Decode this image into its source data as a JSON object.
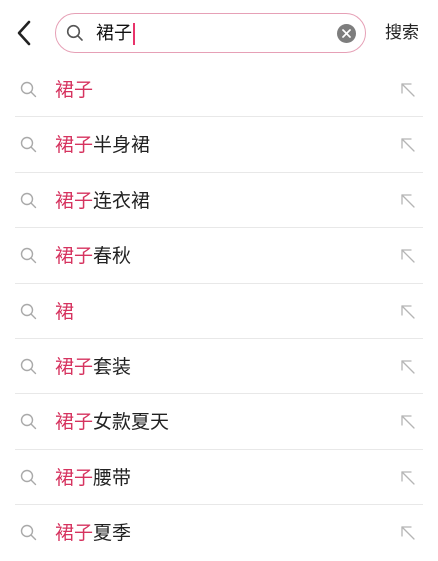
{
  "colors": {
    "accent": "#d6335f",
    "border": "#e6a0b6",
    "divider": "#e8e8e8",
    "icon": "#a9a9a9"
  },
  "header": {
    "back_icon": "chevron-left-icon",
    "search": {
      "value": "裙子",
      "search_icon": "search-icon",
      "clear_icon": "clear-icon"
    },
    "search_button_label": "搜索"
  },
  "suggestions": [
    {
      "highlight": "裙子",
      "rest": ""
    },
    {
      "highlight": "裙子",
      "rest": "半身裙"
    },
    {
      "highlight": "裙子",
      "rest": "连衣裙"
    },
    {
      "highlight": "裙子",
      "rest": "春秋"
    },
    {
      "highlight": "裙",
      "rest": ""
    },
    {
      "highlight": "裙子",
      "rest": "套装"
    },
    {
      "highlight": "裙子",
      "rest": "女款夏天"
    },
    {
      "highlight": "裙子",
      "rest": "腰带"
    },
    {
      "highlight": "裙子",
      "rest": "夏季"
    }
  ]
}
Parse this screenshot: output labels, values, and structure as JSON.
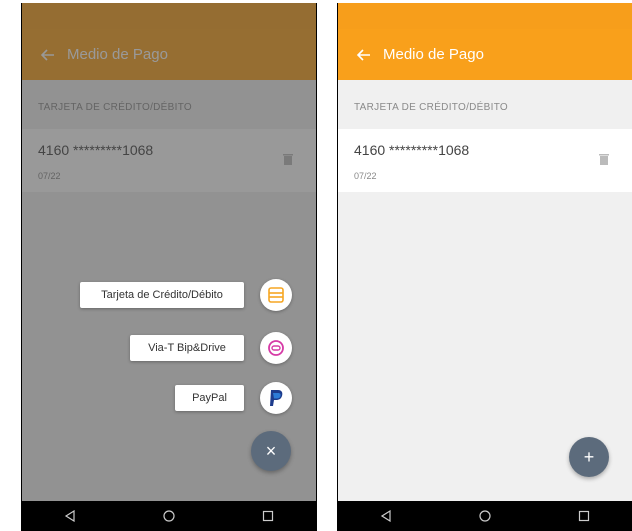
{
  "app": {
    "title": "Medio de Pago",
    "accent_color": "#f9a01b",
    "fab_color": "#5c6b7c"
  },
  "section": {
    "header": "TARJETA DE CRÉDITO/DÉBITO"
  },
  "card": {
    "number": "4160 *********1068",
    "expiry": "07/22",
    "delete_icon": "trash-icon"
  },
  "fab_menu": {
    "options": [
      {
        "label": "Tarjeta de Crédito/Débito",
        "icon": "credit-card-icon"
      },
      {
        "label": "Via-T Bip&Drive",
        "icon": "bipdrive-icon"
      },
      {
        "label": "PayPal",
        "icon": "paypal-icon"
      }
    ],
    "close_symbol": "×"
  },
  "fab": {
    "add_symbol": "+"
  },
  "navbar": {
    "icons": [
      "back-triangle-icon",
      "home-circle-icon",
      "recents-square-icon"
    ]
  }
}
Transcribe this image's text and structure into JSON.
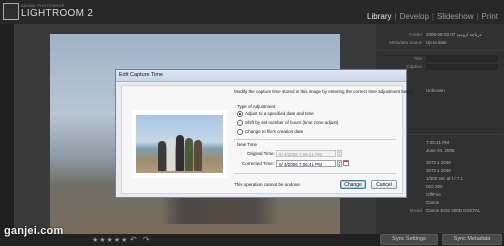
{
  "app": {
    "logo_small": "ADOBE PHOTOSHOP",
    "logo_main": "LIGHTROOM 2"
  },
  "modules": {
    "items": [
      "Library",
      "Develop",
      "Slideshow",
      "Print"
    ],
    "selected": "Library"
  },
  "metadata_panel": {
    "rows": [
      {
        "label": "Folder",
        "value": "2006-06-03 07 دریاچه ارومیه"
      },
      {
        "label": "Metadata Status",
        "value": "Up to date"
      },
      {
        "label": "Title",
        "value": ""
      },
      {
        "label": "Caption",
        "value": ""
      },
      {
        "label": "",
        "value": "Unknown"
      },
      {
        "label": "",
        "value": "7:06:41 PM"
      },
      {
        "label": "",
        "value": "June 04, 2006"
      },
      {
        "label": "",
        "value": "3072 x 2048"
      },
      {
        "label": "",
        "value": "3072 x 2048"
      },
      {
        "label": "",
        "value": "1/200 sec at f / 7.1"
      },
      {
        "label": "",
        "value": "ISO 200"
      },
      {
        "label": "",
        "value": "Off/Fire"
      },
      {
        "label": "",
        "value": "Canon"
      },
      {
        "label": "Model",
        "value": "Canon EOS 300D DIGITAL"
      }
    ]
  },
  "toolbar": {
    "rotate_left": "↶",
    "rotate_right": "↷",
    "stars": "★★★★★"
  },
  "bottom_buttons": {
    "sync_settings": "Sync Settings",
    "sync_metadata": "Sync Metadata"
  },
  "watermark": "ganjei.com",
  "dialog": {
    "title": "Edit Capture Time",
    "description": "Modify the capture time stored in this image by entering the correct time adjustment below.",
    "type_heading": "Type of Adjustment",
    "options": [
      {
        "label": "Adjust to a specified date and time",
        "selected": true
      },
      {
        "label": "Shift by set number of hours (time zone adjust)",
        "selected": false
      },
      {
        "label": "Change to file's creation date",
        "selected": false
      }
    ],
    "new_time_heading": "New Time",
    "original_label": "Original Time:",
    "original_value": "6/ 4/2006  7:06:41 PM",
    "corrected_label": "Corrected Time:",
    "corrected_value": "6/ 4/2006  7:06:41 PM",
    "note": "This operation cannot be undone.",
    "change_button": "Change",
    "cancel_button": "Cancel"
  }
}
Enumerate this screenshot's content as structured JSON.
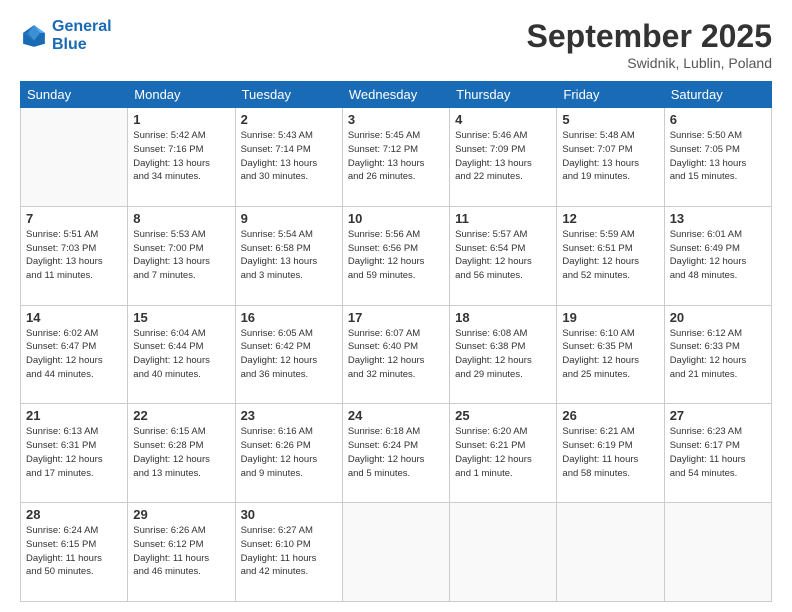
{
  "header": {
    "logo_line1": "General",
    "logo_line2": "Blue",
    "month": "September 2025",
    "location": "Swidnik, Lublin, Poland"
  },
  "weekdays": [
    "Sunday",
    "Monday",
    "Tuesday",
    "Wednesday",
    "Thursday",
    "Friday",
    "Saturday"
  ],
  "weeks": [
    [
      {
        "day": "",
        "info": ""
      },
      {
        "day": "1",
        "info": "Sunrise: 5:42 AM\nSunset: 7:16 PM\nDaylight: 13 hours\nand 34 minutes."
      },
      {
        "day": "2",
        "info": "Sunrise: 5:43 AM\nSunset: 7:14 PM\nDaylight: 13 hours\nand 30 minutes."
      },
      {
        "day": "3",
        "info": "Sunrise: 5:45 AM\nSunset: 7:12 PM\nDaylight: 13 hours\nand 26 minutes."
      },
      {
        "day": "4",
        "info": "Sunrise: 5:46 AM\nSunset: 7:09 PM\nDaylight: 13 hours\nand 22 minutes."
      },
      {
        "day": "5",
        "info": "Sunrise: 5:48 AM\nSunset: 7:07 PM\nDaylight: 13 hours\nand 19 minutes."
      },
      {
        "day": "6",
        "info": "Sunrise: 5:50 AM\nSunset: 7:05 PM\nDaylight: 13 hours\nand 15 minutes."
      }
    ],
    [
      {
        "day": "7",
        "info": "Sunrise: 5:51 AM\nSunset: 7:03 PM\nDaylight: 13 hours\nand 11 minutes."
      },
      {
        "day": "8",
        "info": "Sunrise: 5:53 AM\nSunset: 7:00 PM\nDaylight: 13 hours\nand 7 minutes."
      },
      {
        "day": "9",
        "info": "Sunrise: 5:54 AM\nSunset: 6:58 PM\nDaylight: 13 hours\nand 3 minutes."
      },
      {
        "day": "10",
        "info": "Sunrise: 5:56 AM\nSunset: 6:56 PM\nDaylight: 12 hours\nand 59 minutes."
      },
      {
        "day": "11",
        "info": "Sunrise: 5:57 AM\nSunset: 6:54 PM\nDaylight: 12 hours\nand 56 minutes."
      },
      {
        "day": "12",
        "info": "Sunrise: 5:59 AM\nSunset: 6:51 PM\nDaylight: 12 hours\nand 52 minutes."
      },
      {
        "day": "13",
        "info": "Sunrise: 6:01 AM\nSunset: 6:49 PM\nDaylight: 12 hours\nand 48 minutes."
      }
    ],
    [
      {
        "day": "14",
        "info": "Sunrise: 6:02 AM\nSunset: 6:47 PM\nDaylight: 12 hours\nand 44 minutes."
      },
      {
        "day": "15",
        "info": "Sunrise: 6:04 AM\nSunset: 6:44 PM\nDaylight: 12 hours\nand 40 minutes."
      },
      {
        "day": "16",
        "info": "Sunrise: 6:05 AM\nSunset: 6:42 PM\nDaylight: 12 hours\nand 36 minutes."
      },
      {
        "day": "17",
        "info": "Sunrise: 6:07 AM\nSunset: 6:40 PM\nDaylight: 12 hours\nand 32 minutes."
      },
      {
        "day": "18",
        "info": "Sunrise: 6:08 AM\nSunset: 6:38 PM\nDaylight: 12 hours\nand 29 minutes."
      },
      {
        "day": "19",
        "info": "Sunrise: 6:10 AM\nSunset: 6:35 PM\nDaylight: 12 hours\nand 25 minutes."
      },
      {
        "day": "20",
        "info": "Sunrise: 6:12 AM\nSunset: 6:33 PM\nDaylight: 12 hours\nand 21 minutes."
      }
    ],
    [
      {
        "day": "21",
        "info": "Sunrise: 6:13 AM\nSunset: 6:31 PM\nDaylight: 12 hours\nand 17 minutes."
      },
      {
        "day": "22",
        "info": "Sunrise: 6:15 AM\nSunset: 6:28 PM\nDaylight: 12 hours\nand 13 minutes."
      },
      {
        "day": "23",
        "info": "Sunrise: 6:16 AM\nSunset: 6:26 PM\nDaylight: 12 hours\nand 9 minutes."
      },
      {
        "day": "24",
        "info": "Sunrise: 6:18 AM\nSunset: 6:24 PM\nDaylight: 12 hours\nand 5 minutes."
      },
      {
        "day": "25",
        "info": "Sunrise: 6:20 AM\nSunset: 6:21 PM\nDaylight: 12 hours\nand 1 minute."
      },
      {
        "day": "26",
        "info": "Sunrise: 6:21 AM\nSunset: 6:19 PM\nDaylight: 11 hours\nand 58 minutes."
      },
      {
        "day": "27",
        "info": "Sunrise: 6:23 AM\nSunset: 6:17 PM\nDaylight: 11 hours\nand 54 minutes."
      }
    ],
    [
      {
        "day": "28",
        "info": "Sunrise: 6:24 AM\nSunset: 6:15 PM\nDaylight: 11 hours\nand 50 minutes."
      },
      {
        "day": "29",
        "info": "Sunrise: 6:26 AM\nSunset: 6:12 PM\nDaylight: 11 hours\nand 46 minutes."
      },
      {
        "day": "30",
        "info": "Sunrise: 6:27 AM\nSunset: 6:10 PM\nDaylight: 11 hours\nand 42 minutes."
      },
      {
        "day": "",
        "info": ""
      },
      {
        "day": "",
        "info": ""
      },
      {
        "day": "",
        "info": ""
      },
      {
        "day": "",
        "info": ""
      }
    ]
  ]
}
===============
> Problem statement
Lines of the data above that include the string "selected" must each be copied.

> Output
    "selected": "Library"
        "selected": true
        "selected": false
        "selected": false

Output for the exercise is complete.